▶ _Given data_:
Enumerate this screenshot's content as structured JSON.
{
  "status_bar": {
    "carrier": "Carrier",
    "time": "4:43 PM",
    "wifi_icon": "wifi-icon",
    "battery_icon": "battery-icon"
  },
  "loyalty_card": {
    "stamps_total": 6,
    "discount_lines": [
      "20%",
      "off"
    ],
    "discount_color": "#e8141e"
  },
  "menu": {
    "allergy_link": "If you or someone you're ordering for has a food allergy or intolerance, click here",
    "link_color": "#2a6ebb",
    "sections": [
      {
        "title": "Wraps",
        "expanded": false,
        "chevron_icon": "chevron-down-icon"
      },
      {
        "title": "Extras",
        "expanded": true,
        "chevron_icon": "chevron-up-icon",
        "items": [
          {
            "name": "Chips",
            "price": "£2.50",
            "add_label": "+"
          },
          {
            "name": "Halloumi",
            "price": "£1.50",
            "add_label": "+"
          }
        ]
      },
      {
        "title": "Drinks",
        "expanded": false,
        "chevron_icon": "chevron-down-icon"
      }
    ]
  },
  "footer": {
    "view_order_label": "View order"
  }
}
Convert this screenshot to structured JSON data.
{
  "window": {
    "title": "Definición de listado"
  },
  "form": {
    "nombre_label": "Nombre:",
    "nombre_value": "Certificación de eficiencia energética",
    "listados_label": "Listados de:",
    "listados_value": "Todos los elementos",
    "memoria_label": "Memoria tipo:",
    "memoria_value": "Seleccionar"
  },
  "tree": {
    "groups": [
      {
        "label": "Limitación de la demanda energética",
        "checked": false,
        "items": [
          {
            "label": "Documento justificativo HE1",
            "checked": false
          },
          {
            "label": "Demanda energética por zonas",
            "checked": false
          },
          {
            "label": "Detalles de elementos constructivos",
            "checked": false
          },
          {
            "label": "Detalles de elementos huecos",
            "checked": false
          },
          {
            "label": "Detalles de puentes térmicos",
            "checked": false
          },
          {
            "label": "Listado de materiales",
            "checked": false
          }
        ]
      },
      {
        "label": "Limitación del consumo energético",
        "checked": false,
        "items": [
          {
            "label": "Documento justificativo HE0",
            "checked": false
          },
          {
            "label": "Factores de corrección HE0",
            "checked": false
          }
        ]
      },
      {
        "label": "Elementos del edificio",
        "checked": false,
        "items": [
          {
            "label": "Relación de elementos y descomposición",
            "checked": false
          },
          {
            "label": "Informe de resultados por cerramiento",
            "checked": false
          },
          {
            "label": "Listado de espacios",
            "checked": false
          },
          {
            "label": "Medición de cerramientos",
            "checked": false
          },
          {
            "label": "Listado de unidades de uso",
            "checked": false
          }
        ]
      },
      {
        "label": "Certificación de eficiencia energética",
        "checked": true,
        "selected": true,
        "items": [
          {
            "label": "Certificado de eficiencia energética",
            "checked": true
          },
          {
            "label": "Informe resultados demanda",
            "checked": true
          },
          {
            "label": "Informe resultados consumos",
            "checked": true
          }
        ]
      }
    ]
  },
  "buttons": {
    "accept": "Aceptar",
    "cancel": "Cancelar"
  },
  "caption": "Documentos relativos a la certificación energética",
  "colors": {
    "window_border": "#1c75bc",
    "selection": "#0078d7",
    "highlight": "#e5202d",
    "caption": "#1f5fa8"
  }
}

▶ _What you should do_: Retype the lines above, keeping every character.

▶ _Answer to this exercise_:
Enumerate this screenshot's content as structured JSON.
{
  "status_bar": {
    "carrier": "Carrier",
    "time": "4:43 PM",
    "wifi_icon": "wifi-icon",
    "battery_icon": "battery-icon"
  },
  "loyalty_card": {
    "stamps_total": 6,
    "discount_lines": [
      "20%",
      "off"
    ],
    "discount_color": "#e8141e"
  },
  "menu": {
    "allergy_link": "If you or someone you're ordering for has a food allergy or intolerance, click here",
    "link_color": "#2a6ebb",
    "sections": [
      {
        "title": "Wraps",
        "expanded": false,
        "chevron_icon": "chevron-down-icon"
      },
      {
        "title": "Extras",
        "expanded": true,
        "chevron_icon": "chevron-up-icon",
        "items": [
          {
            "name": "Chips",
            "price": "£2.50",
            "add_label": "+"
          },
          {
            "name": "Halloumi",
            "price": "£1.50",
            "add_label": "+"
          }
        ]
      },
      {
        "title": "Drinks",
        "expanded": false,
        "chevron_icon": "chevron-down-icon"
      }
    ]
  },
  "footer": {
    "view_order_label": "View order"
  }
}
Convert this screenshot to structured JSON data.
{
  "window": {
    "title": "Definición de listado"
  },
  "form": {
    "nombre_label": "Nombre:",
    "nombre_value": "Certificación de eficiencia energética",
    "listados_label": "Listados de:",
    "listados_value": "Todos los elementos",
    "memoria_label": "Memoria tipo:",
    "memoria_value": "Seleccionar"
  },
  "tree": {
    "groups": [
      {
        "label": "Limitación de la demanda energética",
        "checked": false,
        "items": [
          {
            "label": "Documento justificativo HE1",
            "checked": false
          },
          {
            "label": "Demanda energética por zonas",
            "checked": false
          },
          {
            "label": "Detalles de elementos constructivos",
            "checked": false
          },
          {
            "label": "Detalles de elementos huecos",
            "checked": false
          },
          {
            "label": "Detalles de puentes térmicos",
            "checked": false
          },
          {
            "label": "Listado de materiales",
            "checked": false
          }
        ]
      },
      {
        "label": "Limitación del consumo energético",
        "checked": false,
        "items": [
          {
            "label": "Documento justificativo HE0",
            "checked": false
          },
          {
            "label": "Factores de corrección HE0",
            "checked": false
          }
        ]
      },
      {
        "label": "Elementos del edificio",
        "checked": false,
        "items": [
          {
            "label": "Relación de elementos y descomposición",
            "checked": false
          },
          {
            "label": "Informe de resultados por cerramiento",
            "checked": false
          },
          {
            "label": "Listado de espacios",
            "checked": false
          },
          {
            "label": "Medición de cerramientos",
            "checked": false
          },
          {
            "label": "Listado de unidades de uso",
            "checked": false
          }
        ]
      },
      {
        "label": "Certificación de eficiencia energética",
        "checked": true,
        "selected": true,
        "items": [
          {
            "label": "Certificado de eficiencia energética",
            "checked": true
          },
          {
            "label": "Informe resultados demanda",
            "checked": true
          },
          {
            "label": "Informe resultados consumos",
            "checked": true
          }
        ]
      }
    ]
  },
  "buttons": {
    "accept": "Aceptar",
    "cancel": "Cancelar"
  },
  "caption": "Documentos relativos a la certificación energética",
  "colors": {
    "window_border": "#1c75bc",
    "selection": "#0078d7",
    "highlight": "#e5202d",
    "caption": "#1f5fa8"
  }
}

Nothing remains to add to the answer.